Posted in ScienceBlogs BookClub by Skepdude on October 10, 2008

On the last day of the Science Blogs Book Club discussion about Dr. Paul A. Offit’s recently published Autism’s False Prophets: Bad Science, Risky Medicine, and the Search for a Cure, I’ll start by quoting the last paragraph of the book:

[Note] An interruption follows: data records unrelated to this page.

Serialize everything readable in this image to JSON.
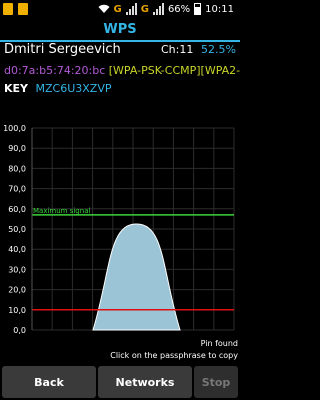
{
  "statusbar": {
    "network_g1": "G",
    "network_g2": "G",
    "battery": "66%",
    "time": "10:11"
  },
  "header": {
    "title": "WPS"
  },
  "network": {
    "ssid": "Dmitri Sergeevich",
    "channel": "Ch:11",
    "signal_percent": "52.5%",
    "mac": "d0:7a:b5:74:20:bc",
    "capabilities": "[WPA-PSK-CCMP][WPA2-",
    "key_label": "KEY",
    "key_value": "MZC6U3XZVP"
  },
  "chart_data": {
    "type": "area",
    "ylim": [
      0,
      100
    ],
    "y_ticks": [
      "100,0",
      "90,0",
      "80,0",
      "70,0",
      "60,0",
      "50,0",
      "40,0",
      "30,0",
      "20,0",
      "10,0",
      "0,0"
    ],
    "reference_lines": [
      {
        "label": "Maximum signal",
        "value": 57,
        "color": "#3ad63a"
      },
      {
        "label": "",
        "value": 10,
        "color": "#e01010"
      }
    ],
    "series": [
      {
        "values": [
          0,
          52.5,
          0
        ],
        "fill": "#9bc5d6",
        "stroke": "#ffffff"
      }
    ]
  },
  "footer": {
    "pin_status": "Pin found",
    "hint": "Click on the passphrase to copy"
  },
  "buttons": {
    "back": "Back",
    "networks": "Networks",
    "stop": "Stop"
  }
}
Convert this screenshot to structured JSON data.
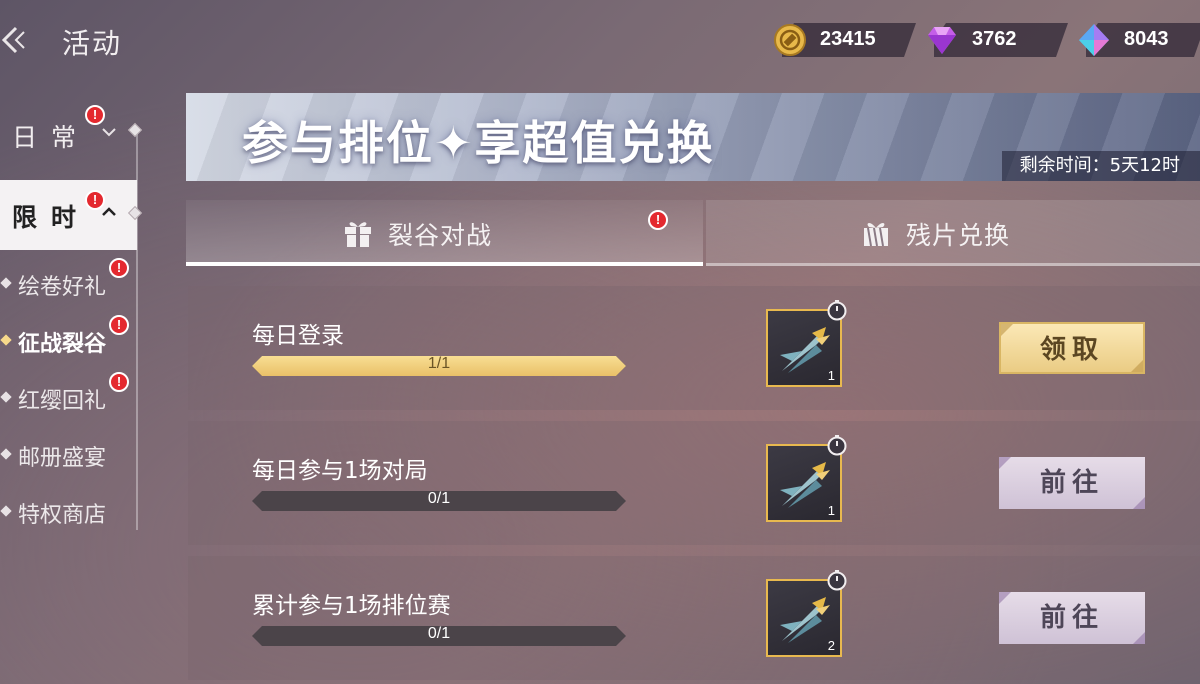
{
  "header": {
    "title": "活动",
    "currencies": [
      {
        "icon": "gold-coin-icon",
        "value": "23415"
      },
      {
        "icon": "pink-diamond-icon",
        "value": "3762"
      },
      {
        "icon": "blue-crystal-icon",
        "value": "8043"
      }
    ]
  },
  "nav": {
    "categories": [
      {
        "label": "日常",
        "badge": "!"
      },
      {
        "label": "限时",
        "badge": "!"
      }
    ],
    "items": [
      {
        "label": "绘卷好礼",
        "badge": "!"
      },
      {
        "label": "征战裂谷",
        "badge": "!"
      },
      {
        "label": "红缨回礼",
        "badge": "!"
      },
      {
        "label": "邮册盛宴"
      },
      {
        "label": "特权商店"
      }
    ]
  },
  "banner": {
    "title": "参与排位✦享超值兑换",
    "time_left": "剩余时间：5天12时"
  },
  "tabs": [
    {
      "label": "裂谷对战",
      "badge": "!"
    },
    {
      "label": "残片兑换"
    }
  ],
  "tasks": [
    {
      "name": "每日登录",
      "progress_text": "1/1",
      "progress": 1.0,
      "reward_count": "1",
      "button": "领取"
    },
    {
      "name": "每日参与1场对局",
      "progress_text": "0/1",
      "progress": 0.0,
      "reward_count": "1",
      "button": "前往"
    },
    {
      "name": "累计参与1场排位赛",
      "progress_text": "0/1",
      "progress": 0.0,
      "reward_count": "2",
      "button": "前往"
    }
  ],
  "colors": {
    "accent_gold": "#e9c068",
    "badge_red": "#e4292f",
    "button_go": "#cfc2d6"
  }
}
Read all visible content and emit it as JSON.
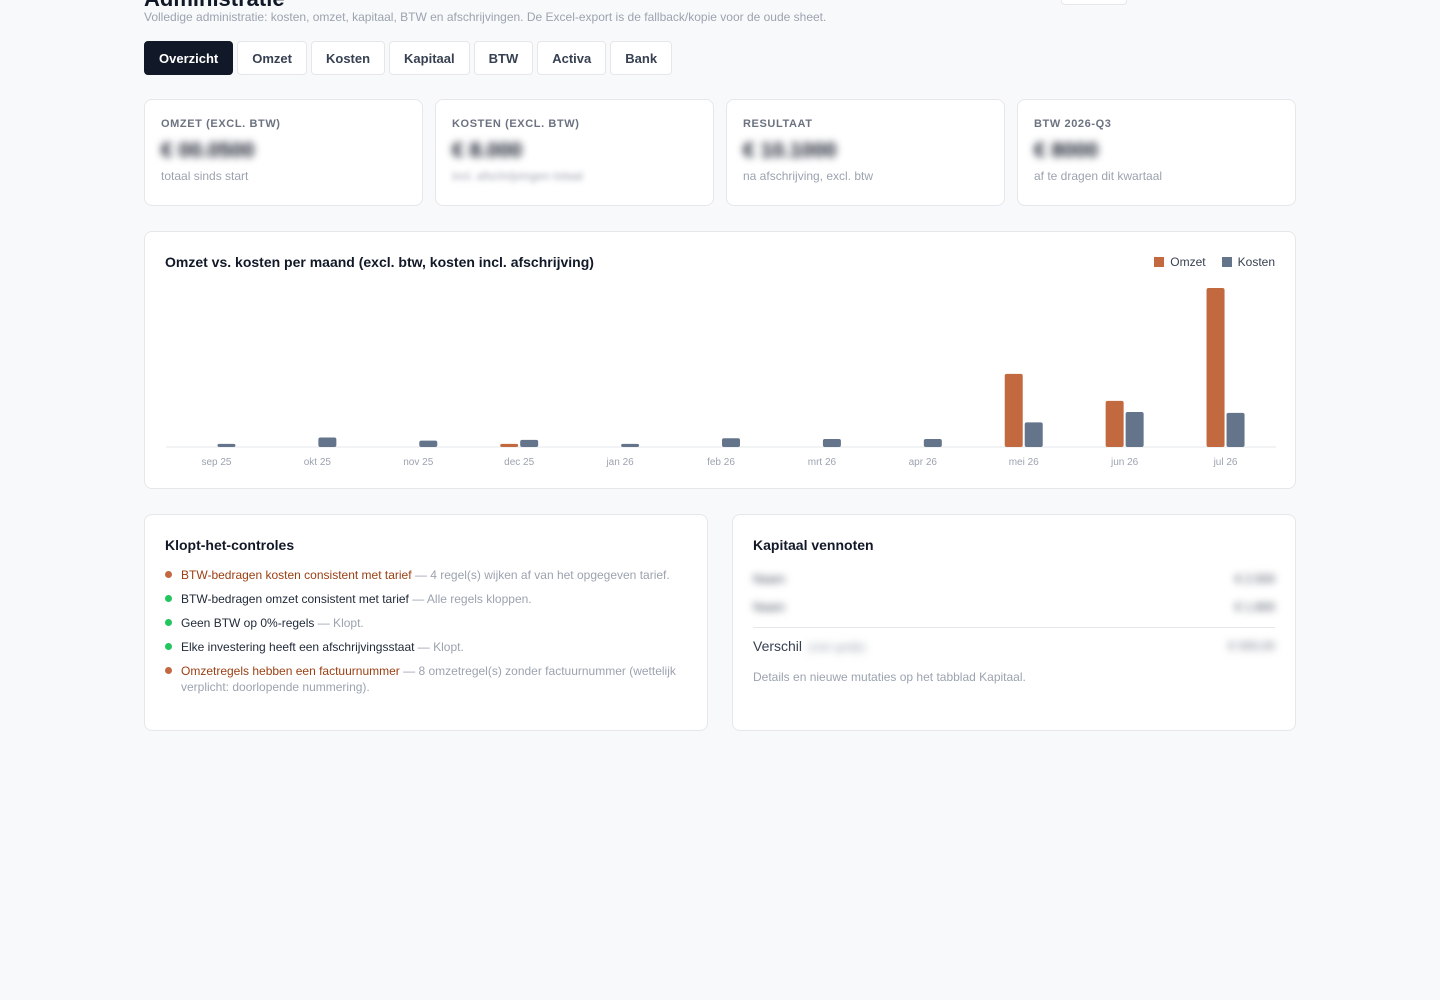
{
  "header": {
    "subtitle": "Volledige administratie: kosten, omzet, kapitaal, BTW en afschrijvingen. De Excel-export is de fallback/kopie voor de oude sheet."
  },
  "tabs": [
    {
      "label": "Overzicht",
      "active": true
    },
    {
      "label": "Omzet",
      "active": false
    },
    {
      "label": "Kosten",
      "active": false
    },
    {
      "label": "Kapitaal",
      "active": false
    },
    {
      "label": "BTW",
      "active": false
    },
    {
      "label": "Activa",
      "active": false
    },
    {
      "label": "Bank",
      "active": false
    }
  ],
  "kpis": [
    {
      "label": "OMZET (EXCL. BTW)",
      "value": "€ 00.0500",
      "sub": "totaal sinds start"
    },
    {
      "label": "KOSTEN (EXCL. BTW)",
      "value": "€ 8.000",
      "sub": "incl. afschrijvingen totaal"
    },
    {
      "label": "RESULTAAT",
      "value": "€ 10.1000",
      "sub": "na afschrijving, excl. btw"
    },
    {
      "label": "BTW 2026-Q3",
      "value": "€ 8000",
      "sub": "af te dragen dit kwartaal"
    }
  ],
  "chart": {
    "title": "Omzet vs. kosten per maand (excl. btw, kosten incl. afschrijving)",
    "legend": [
      {
        "name": "Omzet",
        "color": "#c2693f"
      },
      {
        "name": "Kosten",
        "color": "#64748b"
      }
    ]
  },
  "chart_data": {
    "type": "bar",
    "title": "Omzet vs. kosten per maand (excl. btw, kosten incl. afschrijving)",
    "categories": [
      "sep 25",
      "okt 25",
      "nov 25",
      "dec 25",
      "jan 26",
      "feb 26",
      "mrt 26",
      "apr 26",
      "mei 26",
      "jun 26",
      "jul 26"
    ],
    "series": [
      {
        "name": "Omzet",
        "color": "#c2693f",
        "values": [
          0,
          0,
          0,
          2,
          0,
          0,
          0,
          0,
          46,
          29,
          100
        ]
      },
      {
        "name": "Kosten",
        "color": "#64748b",
        "values": [
          2,
          6,
          4,
          4.5,
          2,
          5.5,
          5,
          5,
          15.5,
          22,
          21.5
        ]
      }
    ],
    "ylim": [
      0,
      100
    ],
    "grid": false,
    "legend_position": "top-right"
  },
  "checks": {
    "title": "Klopt-het-controles",
    "items": [
      {
        "name": "BTW-bedragen kosten consistent met tarief",
        "detail": " — 4 regel(s) wijken af van het opgegeven tarief.",
        "status": "warn",
        "color": "#c2693f"
      },
      {
        "name": "BTW-bedragen omzet consistent met tarief",
        "detail": " — Alle regels kloppen.",
        "status": "ok",
        "color": "#22c55e"
      },
      {
        "name": "Geen BTW op 0%-regels",
        "detail": " — Klopt.",
        "status": "ok",
        "color": "#22c55e"
      },
      {
        "name": "Elke investering heeft een afschrijvingsstaat",
        "detail": " — Klopt.",
        "status": "ok",
        "color": "#22c55e"
      },
      {
        "name": "Omzetregels hebben een factuurnummer",
        "detail": " — 8 omzetregel(s) zonder factuurnummer (wettelijk verplicht: doorlopende nummering).",
        "status": "warn",
        "color": "#c2693f"
      }
    ]
  },
  "capital": {
    "title": "Kapitaal vennoten",
    "rows": [
      {
        "name": "Naam",
        "value": "€ 2.500"
      },
      {
        "name": "Naam",
        "value": "€ 1.800"
      }
    ],
    "total_label": "Verschil",
    "total_note": "(niet gelijk)",
    "total_value": "€ 000,00",
    "footer": "Details en nieuwe mutaties op het tabblad Kapitaal."
  }
}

The science is largely complete. Ten epidemiological studies have shown MMR vaccine doesn’t cause autism; six have shown thimerosal doesn’t cause autism; three have shown thimerosal doesn’t cause subtle neurological problems; a growing body of evidence now points to the genes that are linked to autism; and despite the removal of thimerosal from vaccines in 2001, the number of children with autism continues to rise. Now it’s up to certain parent advocacy groups, through their public relations firms, lawyers, and celebrity spokespersons, to convince the public that all of these studies are wrong—and to convince them that the doctors who proffer their vast array of alternative medicines are the only ones who really care. (p. 247)Now that’s a laying down of the gauntlet. Those “certain parent advocacy groups” and their accompanying band of PR firms, lawyers, celebrity spokespersons, and the doctors who “proffer their vast array of alternative medicines” have their work cut out for them, if they mean to thoughtfully contest the claims of the numerous studies Dr. Offit cites.

But the problem is—-based on how the antivaccinationists have responded to the evidence so far—-they’re not going to respond to the science with science. Instead, expect full-page ads (like this one) in which there’s talk of not being “anti-vaccine” but “pro-vaccine-safety.” Expect a lot more moving of the goalposts as autism gets rebranded: So the link between thimerosal in vaccines and autism does not seem “so strong”—then it must be something else, like aluminum. In other words, don’t expect an actual discussion of the studies Dr. Offit cites but succinct slogans with just enough punch (“autism is treatable,” “green our vaccines”), criticisms of “conflicts of interest,” cries of the limitations of the data.


Measles not worth the risk

Posted in News by Skepdude on October 10, 2008

I’m in a hospital bed, gasping for breath. Through the clear plastic of an oxygen tent, I see my Mom. Her face is red and she’s crying and crying. I feel hot. Every few hours a nurse opens the oxygen tent and gives me a shot. It hurts.

It’s 1959. I’m in second grade. I’d caught the measles, just like my brothers and sisters and friends. Except unlike them, my measles didn’t go away. It got worse and turned into something I’d never heard of: pneumonia. I spent a month in the hospital, survived, and spent a few more months recovering at home. But more than four million children got measles in the United States in that year and 385 died.